Pictures of the two were posted on the Facebook page of Lost and Found Pets of Hillsborough County, leading to some news coverage, leading to their owner reclaming them.
Willie Landry said he got a phone call from someone who had seen a TV report about the pair being found.
Petey (the pig) and K-2 (the dog) are long time best friends, he told Fox 13.
“They grew up together, they live together … They’re like my kids. They’re family.”
Petey the pig, Landry said, thinks he’s a dog and shares a playhouse with K-2 and another family dog.
“I’m just glad to have them back home,” he said.
(Photo: Lost and Found Pets Of Hillsborough County)
Posted by John Woestendiek September 25th, 2015 under Muttsblog, videos.
Tags: animals, dog, dog and pig, dogs, florida, found, k-2, k2, lost, petey, petey the pig, pets, pig, pig and dog, seffner
Due to an apparent miscommunication between volunteers, Rollin, described as a one-year-old Aussie mixed-breed, died Friday of heat related causes.
Rollin was one of two humane society dogs that began barking at the adoption event and were taken from the store to the transport van.
A volunteer put the dogs in cages and left the van running with the air conditioning on, calling a transport volunteer to pick them up.
The transport volunteer arrived at the PetSmart and drove the vehicle back to the humane society, apparently under the belief she was transporting only one dog.
That dog had gotten out its kennel inside the van during the ride and rode in the front of the vehicle.
Once at the shelter, another volunteer removed that dog and the driver returned the vehicle to PetSmart, not realizing Rollin was still inside.
Rollin was found dead around 5 p.m. when volunteers began returning other dogs at the event to the van.
Society officials, much to their credit, made the incident public Monday.

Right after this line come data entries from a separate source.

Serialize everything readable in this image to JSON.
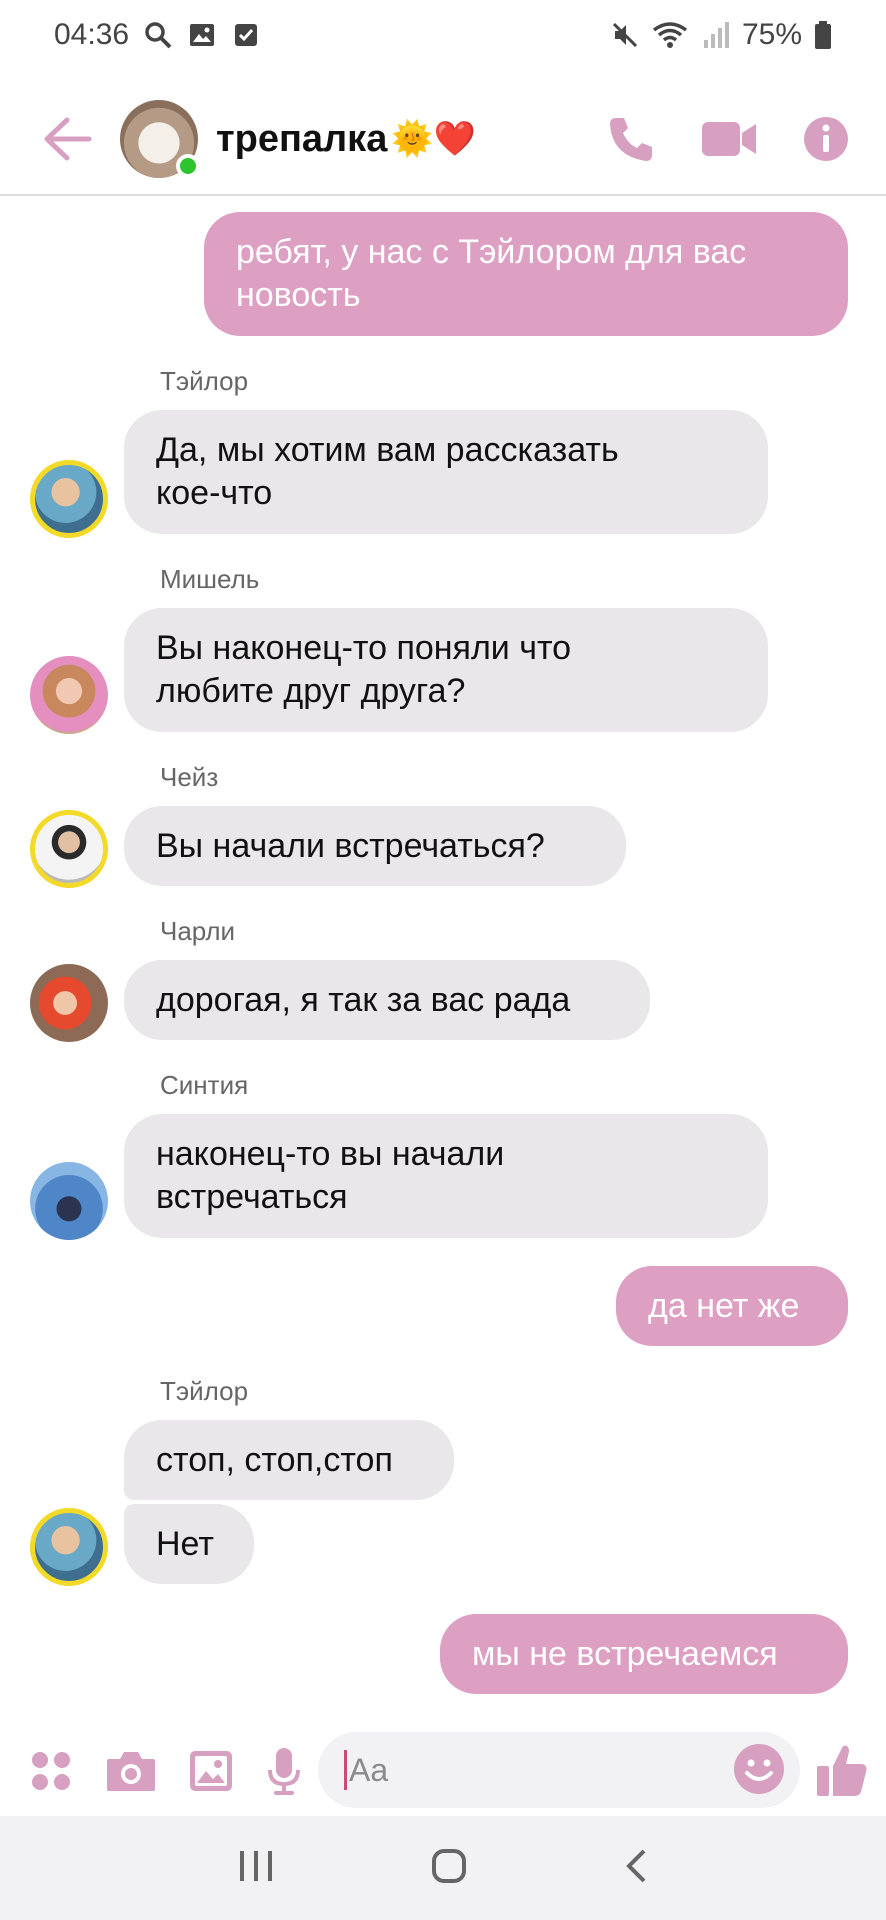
{
  "status_bar": {
    "time": "04:36",
    "battery": "75%"
  },
  "header": {
    "title": "трепалка",
    "title_emoji": "🌞❤️"
  },
  "messages": [
    {
      "type": "out",
      "text_lines": [
        "ребят, у нас с Тэйлором для вас",
        "новость"
      ]
    },
    {
      "type": "in",
      "sender": "Тэйлор",
      "text_lines": [
        "Да, мы хотим вам рассказать",
        "кое-что"
      ]
    },
    {
      "type": "in",
      "sender": "Мишель",
      "text_lines": [
        "Вы наконец-то поняли что",
        "любите друг друга?"
      ]
    },
    {
      "type": "in",
      "sender": "Чейз",
      "text_lines": [
        "Вы начали встречаться?"
      ]
    },
    {
      "type": "in",
      "sender": "Чарли",
      "text_lines": [
        "дорогая, я так за вас рада"
      ]
    },
    {
      "type": "in",
      "sender": "Синтия",
      "text_lines": [
        "наконец-то вы начали",
        "встречаться"
      ]
    },
    {
      "type": "out",
      "text_lines": [
        "да нет же"
      ]
    },
    {
      "type": "in",
      "sender": "Тэйлор",
      "text_lines": [
        "стоп, стоп,стоп"
      ]
    },
    {
      "type": "in",
      "text_lines": [
        "Нет"
      ]
    },
    {
      "type": "out",
      "text_lines": [
        "мы не встречаемся"
      ]
    }
  ],
  "composer": {
    "placeholder": "Aa"
  },
  "colors": {
    "accent": "#dda0c3",
    "incoming_bubble": "#e9e7ea",
    "online": "#2ec42e"
  }
}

Bruce Fishalow, executive director of the society, told the Ocala Star-Banner it was the first incident of its type in the organization’s history.
“As an organization that works so hard to preserve life, this is devastating to us,” he told the newspaper.
Fishalow said the society is adopting new transportation guidelines, called Rollin’s Rules, to prevent a similar tragedy.
The changes include creating a transport log sheet so that volunteer drivers know how many dogs are inside when they transport.
The transport vans have eight kennels, and the new rules will require volunteers to check each one whenever dogs are dropped off at a location.
Rollin was buried on the humane society’s property.
“We take our responsibility to our cats and dogs very seriously,” said Fishalow, who was attending an animal abuse meeting when the incident took place, “and are so very sad that this happened.”
(Photo: Humane Society of Marion County)
Posted by John Woestendiek September 16th, 2015 under Muttsblog.
Tags: adoption, animals, dead, dies, dog, dogs, florida, heat, humane society of marion county, left, miscommunication, pets, shelter, shelters, transport, van, vehicle, volunteers